I'm 70% sure I thought it was bleshoo too. There are a couple of common little phrases like this that people mangle, where the poor pronunciation kept me in the dark until I started reading. Bleshoo for sharing that, you jogged my memory.
You're welcome Kairan. It made sense to me that people would say bleshoo because it seemed like an onomatopoeic word. Someone sneezes: "achoo." Someone responds: "bleshoo" haha
I've been thinking a LOT, recently, about how much my speaking might have improved when I started reading. I remember a story by a comedian who first heard a Catholic prayer during a funeral and thought 'and unto the Holy Ghost' was 'and into the hole he goes'.
Actin' funny, but I don't know why
'Scuse me, while I kiss this guy
- Jimi Hendrix
Here are the top 100 misheard lyrics of all time as ranked by our viewers!
I think we should accept what ever 'good will' is offered us, and return in kind if possible. There is more than enough ugliness already....
Good point. When someone says "Bless you" to me (whether it's for a sneeze or to thank me for something) or "Merry Christmas" or the like, I don't say, "I'm an atheist you jerk!!" I just accept that someone is being nice to me, and appreciate the sentiment (if not the form).
That's become my attitude.
I use gesundheit.
I have never said "bless you" or anything like it. Not even when I was religious because it seemed like a stupid thing to need to be blessed for. I usually ignore it but I will say "thank you" if someone says it to me just because I don't like having to explain my somewhat rude behavior.
"It was good of you to sneeze without farting."
More seriously, when I say anything at all it's usually "Gesundheit!" This means "health" in German. Which is a strange thing to say, if you stop to consider it's just a noun, not a complete sentence.
I guess it's a shorthand wish for someone with the sniffles to be healthy again. I'd rather extend tidings of health than spiritual blessings, since health is actually tangible.

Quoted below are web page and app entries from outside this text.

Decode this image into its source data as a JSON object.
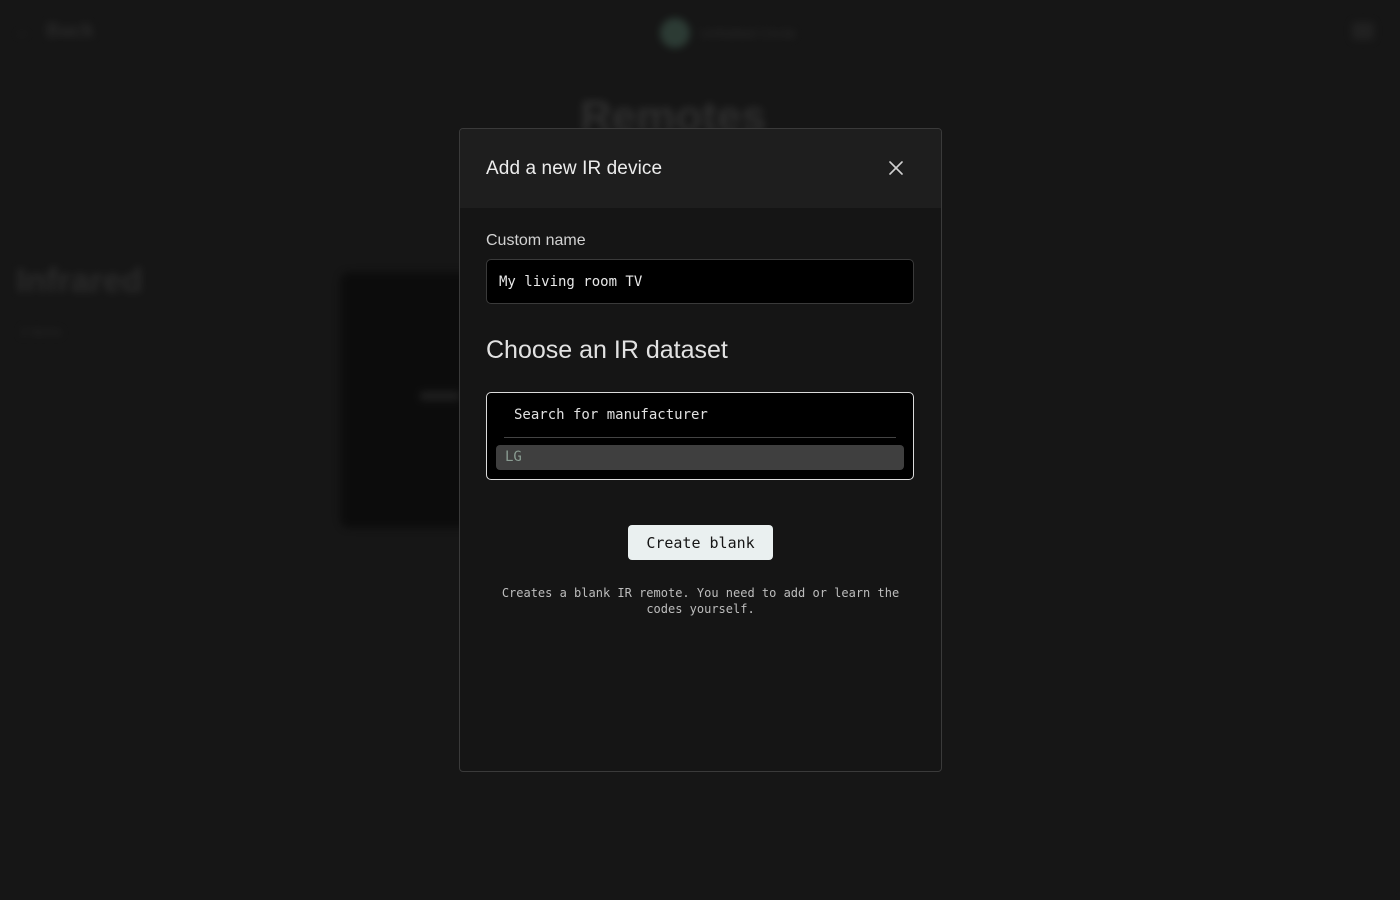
{
  "background": {
    "back_label": "Back",
    "logo_text": "Unfolded Circle",
    "page_title": "Remotes",
    "section_title": "Infrared",
    "section_sub": "2 items"
  },
  "modal": {
    "title": "Add a new IR device",
    "close_icon": "close-icon",
    "custom_name": {
      "label": "Custom name",
      "value": "My living room TV"
    },
    "dataset": {
      "heading": "Choose an IR dataset",
      "search_placeholder": "Search for manufacturer",
      "options": [
        "LG"
      ]
    },
    "create_blank_label": "Create blank",
    "help_text": "Creates a blank IR remote. You need to add or learn the codes yourself."
  },
  "colors": {
    "background": "#161616",
    "modal_bg": "#151515",
    "header_bg": "#1e1e1e",
    "button_bg": "#eaf0f0",
    "option_bg": "#3f3f3f",
    "option_text": "#8a9c92"
  }
}
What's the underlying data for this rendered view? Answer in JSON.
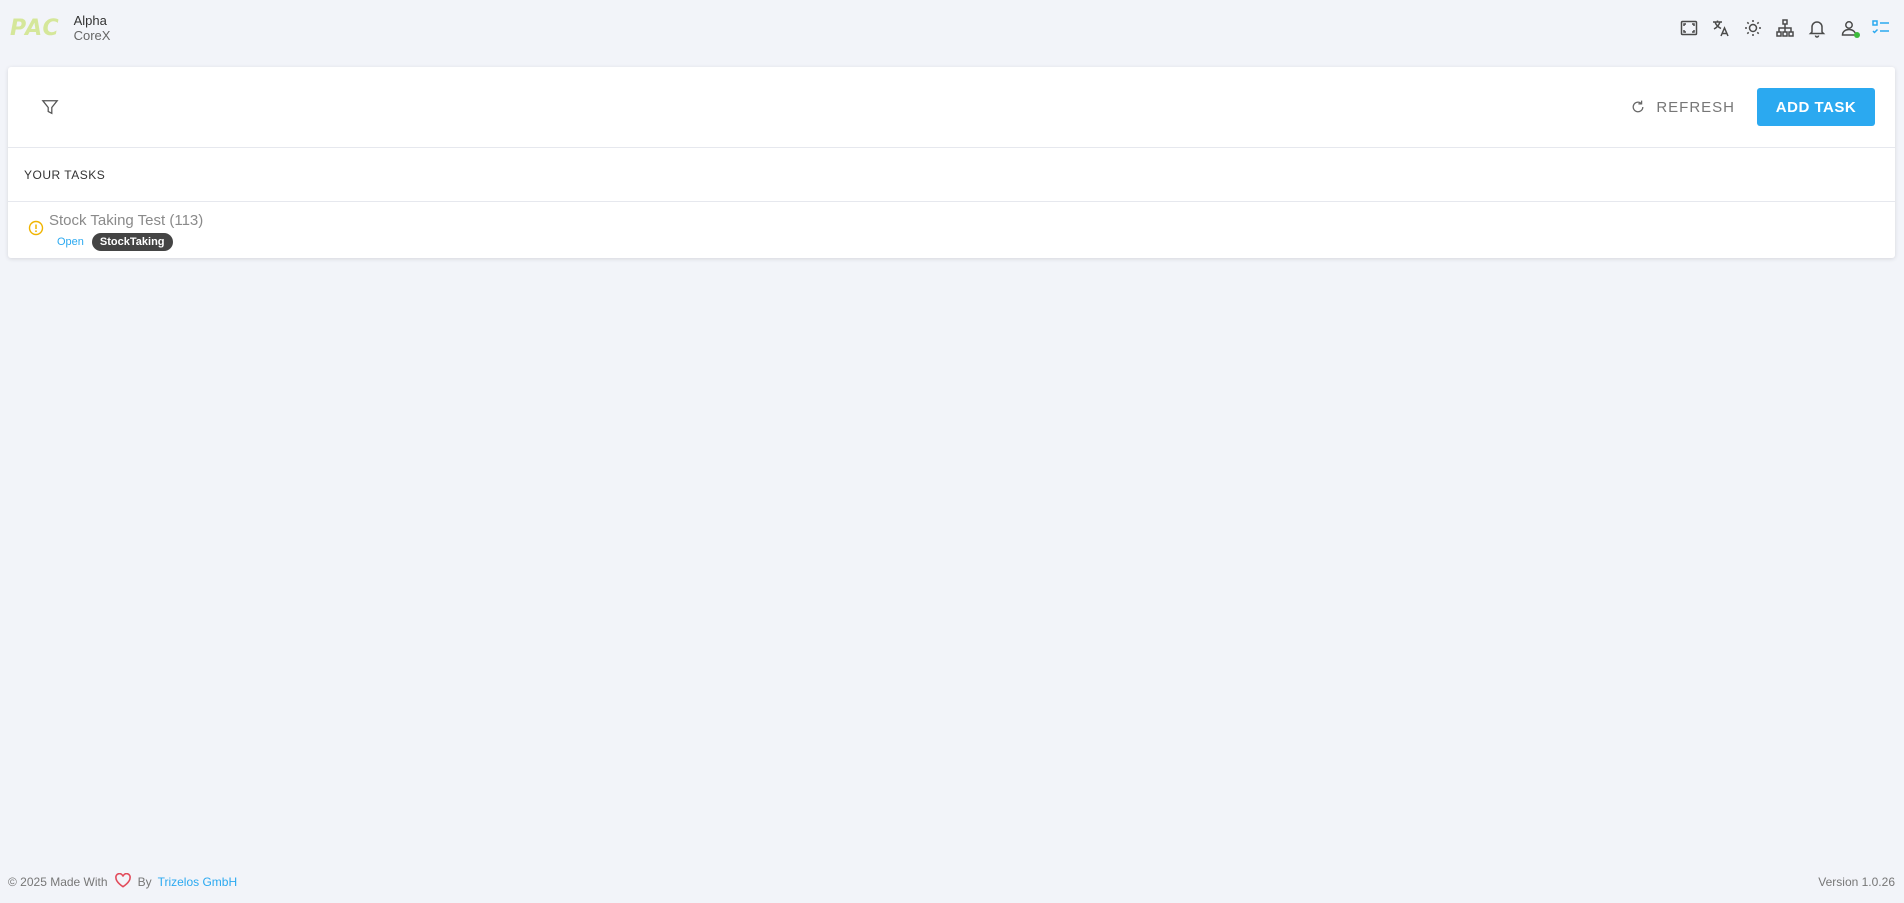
{
  "brand": {
    "logo_text": "PAC",
    "name": "Alpha",
    "subtitle": "CoreX"
  },
  "top_icons": [
    "fullscreen-icon",
    "translate-icon",
    "theme-icon",
    "org-chart-icon",
    "bell-icon",
    "user-icon",
    "task-list-icon"
  ],
  "toolbar": {
    "refresh_label": "REFRESH",
    "add_label": "ADD TASK"
  },
  "tasks_section": {
    "title": "YOUR TASKS",
    "items": [
      {
        "title": "Stock Taking Test (113)",
        "status": "Open",
        "tag": "StockTaking"
      }
    ]
  },
  "footer": {
    "copyright": "© 2025 Made With",
    "by": "By",
    "company": "Trizelos GmbH",
    "version": "Version 1.0.26"
  },
  "colors": {
    "accent": "#2ba9f0",
    "background": "#f2f4f9",
    "warning": "#f0b400",
    "logo": "#d5e79a"
  }
}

I'm pretty sure that sneeze responses were invented just to get over the awkward moment after the sneeze. I wish they had invented a phrase to say after someone farted...maybe, 'out with the old, eh'
I might have to start saying that.